Gold was discovered by Christopher Thomas Peters, a shepherd and hut-keeper on the Barker’s Creek, in the service of Dr William Barker on his Mount Alexander run. When the gold was shown in the men’s quarters, Peters was ridiculed for finding fool’s gold, and the gold was thrown away. Barker did not want his workmen to abandon his sheep, but in August they did just that. John Worley, George Robinson and Robert Keen, also in the employ of Barker as shepherds and a bullock driver, immediately teamed with Peters in working the deposits by panning in Specimen Gully where the gold had been found, which they did in relative privacy during the next month.
When Barker sacked them and ran them off his land for trespass, Worley, on behalf of the party “to prevent them getting in trouble”, mailed a letter to The Argus (Melbourne) dated 1 September 1851 announcing this new goldfield with the precise location of their workings. This letter was published on 8 September 1851. This relatively obscure notice ushered to the world the inexhaustible treasures of Mount Alexander, also to become known as the Forest Creek diggings. Within a month there were about 8,000 diggers working the alluvial beds of the creeks near the present day town of Castlemaine, and particularly Forest Creek which runs through Chewton where the first small village was established.
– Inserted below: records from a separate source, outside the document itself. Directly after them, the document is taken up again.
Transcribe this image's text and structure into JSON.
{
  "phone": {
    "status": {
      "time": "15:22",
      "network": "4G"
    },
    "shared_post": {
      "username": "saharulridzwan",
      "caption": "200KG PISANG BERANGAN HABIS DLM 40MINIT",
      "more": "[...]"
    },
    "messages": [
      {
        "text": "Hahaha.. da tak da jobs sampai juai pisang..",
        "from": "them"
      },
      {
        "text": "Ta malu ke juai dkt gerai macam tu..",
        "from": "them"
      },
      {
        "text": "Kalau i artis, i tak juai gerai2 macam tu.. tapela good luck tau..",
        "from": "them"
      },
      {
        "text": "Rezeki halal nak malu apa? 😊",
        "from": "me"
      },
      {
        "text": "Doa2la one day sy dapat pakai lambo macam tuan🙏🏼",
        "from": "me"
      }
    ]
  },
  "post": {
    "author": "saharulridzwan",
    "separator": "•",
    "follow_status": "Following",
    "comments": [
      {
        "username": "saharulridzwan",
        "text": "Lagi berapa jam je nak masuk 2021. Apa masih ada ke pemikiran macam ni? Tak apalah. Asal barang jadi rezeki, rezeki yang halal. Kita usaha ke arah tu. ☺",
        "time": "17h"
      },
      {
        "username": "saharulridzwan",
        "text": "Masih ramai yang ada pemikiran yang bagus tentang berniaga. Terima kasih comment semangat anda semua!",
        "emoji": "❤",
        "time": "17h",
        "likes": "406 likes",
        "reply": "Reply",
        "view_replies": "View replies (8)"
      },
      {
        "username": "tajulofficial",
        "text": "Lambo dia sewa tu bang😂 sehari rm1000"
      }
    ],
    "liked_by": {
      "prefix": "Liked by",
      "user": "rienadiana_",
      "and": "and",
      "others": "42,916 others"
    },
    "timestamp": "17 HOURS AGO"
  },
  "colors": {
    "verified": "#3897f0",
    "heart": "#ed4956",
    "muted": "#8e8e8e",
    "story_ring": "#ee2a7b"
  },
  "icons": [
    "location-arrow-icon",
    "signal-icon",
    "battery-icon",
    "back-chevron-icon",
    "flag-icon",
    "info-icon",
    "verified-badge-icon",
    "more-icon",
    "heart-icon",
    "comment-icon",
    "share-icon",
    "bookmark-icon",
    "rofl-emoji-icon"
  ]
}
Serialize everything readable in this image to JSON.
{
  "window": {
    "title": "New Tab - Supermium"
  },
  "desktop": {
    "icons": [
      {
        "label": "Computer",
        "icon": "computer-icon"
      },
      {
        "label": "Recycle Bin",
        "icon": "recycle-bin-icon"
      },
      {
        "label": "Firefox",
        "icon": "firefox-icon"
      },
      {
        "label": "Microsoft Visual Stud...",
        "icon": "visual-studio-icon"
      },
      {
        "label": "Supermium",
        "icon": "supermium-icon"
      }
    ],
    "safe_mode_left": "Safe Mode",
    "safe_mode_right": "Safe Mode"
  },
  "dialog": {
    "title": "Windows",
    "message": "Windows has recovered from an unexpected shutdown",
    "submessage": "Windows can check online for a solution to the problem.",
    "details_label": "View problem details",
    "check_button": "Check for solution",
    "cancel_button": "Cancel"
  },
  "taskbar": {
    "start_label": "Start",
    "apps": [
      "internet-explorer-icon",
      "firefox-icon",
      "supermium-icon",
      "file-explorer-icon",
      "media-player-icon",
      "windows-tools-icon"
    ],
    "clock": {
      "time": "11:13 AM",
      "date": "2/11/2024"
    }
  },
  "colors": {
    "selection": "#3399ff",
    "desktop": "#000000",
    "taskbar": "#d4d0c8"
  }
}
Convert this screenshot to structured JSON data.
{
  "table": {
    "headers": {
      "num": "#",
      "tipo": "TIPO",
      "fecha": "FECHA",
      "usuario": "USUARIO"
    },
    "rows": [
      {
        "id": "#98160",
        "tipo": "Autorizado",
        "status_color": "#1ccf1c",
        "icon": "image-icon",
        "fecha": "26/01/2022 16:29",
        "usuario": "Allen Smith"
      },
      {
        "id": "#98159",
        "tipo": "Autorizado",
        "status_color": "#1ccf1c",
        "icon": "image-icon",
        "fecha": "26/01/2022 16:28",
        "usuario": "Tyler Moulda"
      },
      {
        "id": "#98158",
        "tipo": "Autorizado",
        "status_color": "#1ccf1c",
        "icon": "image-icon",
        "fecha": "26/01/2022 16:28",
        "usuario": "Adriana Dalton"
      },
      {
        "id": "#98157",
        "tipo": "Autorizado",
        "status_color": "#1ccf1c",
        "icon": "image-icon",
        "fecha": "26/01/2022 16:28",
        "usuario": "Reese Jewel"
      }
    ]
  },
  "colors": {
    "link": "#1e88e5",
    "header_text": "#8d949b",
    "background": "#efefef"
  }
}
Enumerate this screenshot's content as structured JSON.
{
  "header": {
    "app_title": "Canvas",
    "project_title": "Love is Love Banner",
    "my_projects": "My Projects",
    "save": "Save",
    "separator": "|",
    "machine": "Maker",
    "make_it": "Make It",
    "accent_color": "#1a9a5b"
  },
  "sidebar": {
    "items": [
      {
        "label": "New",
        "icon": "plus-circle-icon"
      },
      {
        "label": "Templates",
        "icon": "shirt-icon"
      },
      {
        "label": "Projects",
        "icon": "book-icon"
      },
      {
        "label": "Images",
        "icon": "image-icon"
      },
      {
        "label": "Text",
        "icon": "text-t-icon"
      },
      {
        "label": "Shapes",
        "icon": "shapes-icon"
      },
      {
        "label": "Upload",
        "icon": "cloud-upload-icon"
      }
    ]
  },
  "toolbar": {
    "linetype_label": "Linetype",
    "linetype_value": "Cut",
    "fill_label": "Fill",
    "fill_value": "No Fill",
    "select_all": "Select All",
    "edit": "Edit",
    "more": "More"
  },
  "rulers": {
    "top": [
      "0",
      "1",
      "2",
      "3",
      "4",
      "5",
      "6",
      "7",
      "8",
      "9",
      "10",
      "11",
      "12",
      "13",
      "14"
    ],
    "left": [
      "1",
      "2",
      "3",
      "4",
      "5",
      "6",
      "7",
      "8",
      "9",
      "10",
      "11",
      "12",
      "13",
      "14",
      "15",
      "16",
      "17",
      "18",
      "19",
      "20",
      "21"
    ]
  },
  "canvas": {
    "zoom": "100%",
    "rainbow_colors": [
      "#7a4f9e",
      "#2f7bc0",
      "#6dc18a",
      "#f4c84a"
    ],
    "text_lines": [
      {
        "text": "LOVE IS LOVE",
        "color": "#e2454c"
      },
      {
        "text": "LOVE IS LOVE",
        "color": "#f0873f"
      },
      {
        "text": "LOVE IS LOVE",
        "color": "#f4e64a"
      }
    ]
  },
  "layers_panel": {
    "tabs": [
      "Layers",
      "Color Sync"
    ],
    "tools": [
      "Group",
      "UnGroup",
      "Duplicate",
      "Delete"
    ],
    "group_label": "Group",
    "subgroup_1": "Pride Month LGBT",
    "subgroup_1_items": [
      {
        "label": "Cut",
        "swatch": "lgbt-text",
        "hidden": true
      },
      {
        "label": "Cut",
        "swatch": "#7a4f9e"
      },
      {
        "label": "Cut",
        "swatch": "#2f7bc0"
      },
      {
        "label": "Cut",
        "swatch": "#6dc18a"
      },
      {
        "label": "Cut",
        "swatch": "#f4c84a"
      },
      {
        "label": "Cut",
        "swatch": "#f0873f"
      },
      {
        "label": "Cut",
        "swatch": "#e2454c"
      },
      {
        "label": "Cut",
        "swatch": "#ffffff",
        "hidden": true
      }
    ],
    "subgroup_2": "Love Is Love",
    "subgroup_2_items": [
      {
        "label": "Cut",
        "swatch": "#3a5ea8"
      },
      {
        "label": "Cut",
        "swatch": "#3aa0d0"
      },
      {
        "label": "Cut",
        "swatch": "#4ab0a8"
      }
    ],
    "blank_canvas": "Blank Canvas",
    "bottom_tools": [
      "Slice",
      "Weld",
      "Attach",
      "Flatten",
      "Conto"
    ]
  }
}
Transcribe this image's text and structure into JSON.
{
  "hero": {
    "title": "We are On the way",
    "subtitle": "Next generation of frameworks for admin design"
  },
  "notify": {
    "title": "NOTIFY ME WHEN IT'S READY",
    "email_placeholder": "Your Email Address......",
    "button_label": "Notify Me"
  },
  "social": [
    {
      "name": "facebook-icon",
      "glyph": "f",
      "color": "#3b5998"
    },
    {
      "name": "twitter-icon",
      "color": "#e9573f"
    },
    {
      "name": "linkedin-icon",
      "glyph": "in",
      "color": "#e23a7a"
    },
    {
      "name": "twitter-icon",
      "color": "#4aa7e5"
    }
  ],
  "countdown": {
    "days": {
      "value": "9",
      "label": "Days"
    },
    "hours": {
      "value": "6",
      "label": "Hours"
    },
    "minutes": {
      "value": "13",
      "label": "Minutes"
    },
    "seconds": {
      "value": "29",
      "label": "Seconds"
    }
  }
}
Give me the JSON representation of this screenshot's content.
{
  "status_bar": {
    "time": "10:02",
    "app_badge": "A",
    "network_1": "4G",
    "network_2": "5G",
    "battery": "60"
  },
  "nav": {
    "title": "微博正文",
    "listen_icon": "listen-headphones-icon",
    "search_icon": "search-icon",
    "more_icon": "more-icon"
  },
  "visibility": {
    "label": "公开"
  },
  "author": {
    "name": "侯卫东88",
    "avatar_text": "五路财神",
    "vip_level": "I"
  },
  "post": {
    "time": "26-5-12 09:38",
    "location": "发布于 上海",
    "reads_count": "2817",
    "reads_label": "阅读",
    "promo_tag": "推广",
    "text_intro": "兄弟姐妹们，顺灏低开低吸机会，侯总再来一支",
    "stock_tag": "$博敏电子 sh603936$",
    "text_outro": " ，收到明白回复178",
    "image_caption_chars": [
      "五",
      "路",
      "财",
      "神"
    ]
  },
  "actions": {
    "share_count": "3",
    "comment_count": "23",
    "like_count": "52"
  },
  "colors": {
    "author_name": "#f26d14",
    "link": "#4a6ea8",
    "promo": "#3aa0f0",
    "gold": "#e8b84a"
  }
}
By the end of the year there were about 25,000 on the field.
A slate obelisk erected in 1931 commemorates the discovery of gold here. The monument is known as the Mount Alexander Goldfields Monument.
The night too quickly passes
And we are growing old,
So let us fill our glasses
And toast the Days of Gold;
When finds of wondrous treasure
Set all the South ablaze,
And you and I were faithful mates
All through the roaring days.
Henry Lawson,The Roaring Days, 1889
The silence filling this major historic site is almost eerie! There is little to indicate the impact of finding gold at this spot. This discovery shaped Australian history! Few people come this way now! Apart from a kangaroo, who bounded off upon seeing us arrive, we had the place to ourselves. We enjoyed exploring the remnants of the old stone cottage that housed the shepherd who, while working on the original sheep station, owned by Dr Barker, found the gold that heralded the Victorian Gold Rush.